YOU ARE HERE: LAT HomeCollections


Intel Has 30 Days to Pay Intergraph

By making the $150-million payment, the chip maker can continue to sell Itanium processors while appealing judge's ruling.

October 31, 2002|From Times Wire Services

MARSHALL, Texas — A U.S. District Court judge Wednesday ruled that Intel Corp. could not manufacture and sell its most powerful microprocessor, but then suspended his order immediately so the world's largest chip maker could appeal the decision within 30 days.

In his final judgment, Judge T. John Ward of the U.S. District Court for the Eastern District of Texas again found that two patents held by computer services company Intergraph Corp., of Huntsville, Ala., are valid. He cited nine cases of infringement by Intel's Itanium chips.

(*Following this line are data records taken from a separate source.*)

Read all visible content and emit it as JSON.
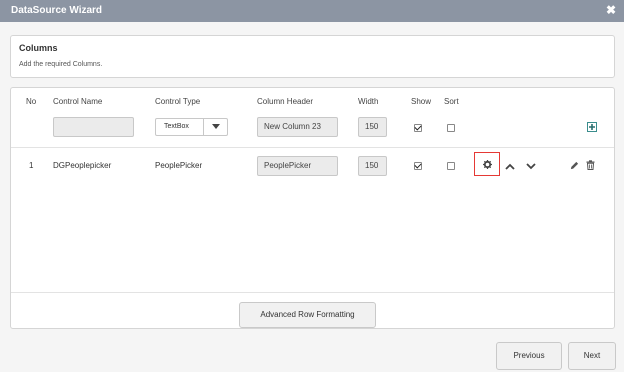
{
  "window": {
    "title": "DataSource Wizard",
    "close_glyph": "✖"
  },
  "section": {
    "title": "Columns",
    "subtitle": "Add the required Columns."
  },
  "table": {
    "headers": {
      "no": "No",
      "control_name": "Control Name",
      "control_type": "Control Type",
      "column_header": "Column Header",
      "width": "Width",
      "show": "Show",
      "sort": "Sort"
    },
    "new_row": {
      "control_name": "",
      "control_type": "TextBox",
      "column_header": "New Column 23",
      "width": "150",
      "show": true,
      "sort": false
    },
    "rows": [
      {
        "no": "1",
        "control_name": "DGPeoplepicker",
        "control_type": "PeoplePicker",
        "column_header": "PeoplePicker",
        "width": "150",
        "show": true,
        "sort": false
      }
    ]
  },
  "buttons": {
    "advanced_row_formatting": "Advanced Row Formatting",
    "previous": "Previous",
    "next": "Next"
  },
  "icons": {
    "add": "plus-square-icon",
    "settings": "gear-icon",
    "up": "chevron-up-icon",
    "down": "chevron-down-icon",
    "edit": "pencil-icon",
    "delete": "trash-icon",
    "caret": "caret-down-icon"
  },
  "colors": {
    "titlebar": "#8c95a3",
    "highlight": "#e53935"
  }
}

Ward in his order Wednesday suspended the injunction on making the Itanium chips until Nov. 29. The judge had ruled Oct. 11 that the chip maker was using Intergraph's patented technology without permission in the Itanium-brand processors.

Intel spokesman Chuck Mulloy said Wednesday that the Santa Clara, Calif.-based firm will appeal the ruling.

Under an earlier agreement, Intel said it would pay Intergraph $150 million if it lost a motion for reconsideration on the Oct. 11 ruling. Intel on Wednesday confirmed it will make that payment.

But if Intel prevails on appeal, it will pay nothing and receive a license to the technology covered by the Intergraph patents. If it loses, Intel must pay an additional $100 million to Intergraph to license that technology.

Itanium chips run server computers that manage Internet sites and corporate networks. Analysts say Intel's server chips are 50% more profitable than Pentium PC processors, and shipments may grow twice as fast in coming years as PC demand levels off.

The only way to avoid paying the $100 million without an appeal is to redesign the Itanium chips and get the design approved by the judge.

Shares of Intergraph rose 2 cents to $19.04 on Nasdaq. Intel shares rose 59 cents to $16.99.


Bloomberg News contributed to this story.

Los Angeles Times Articles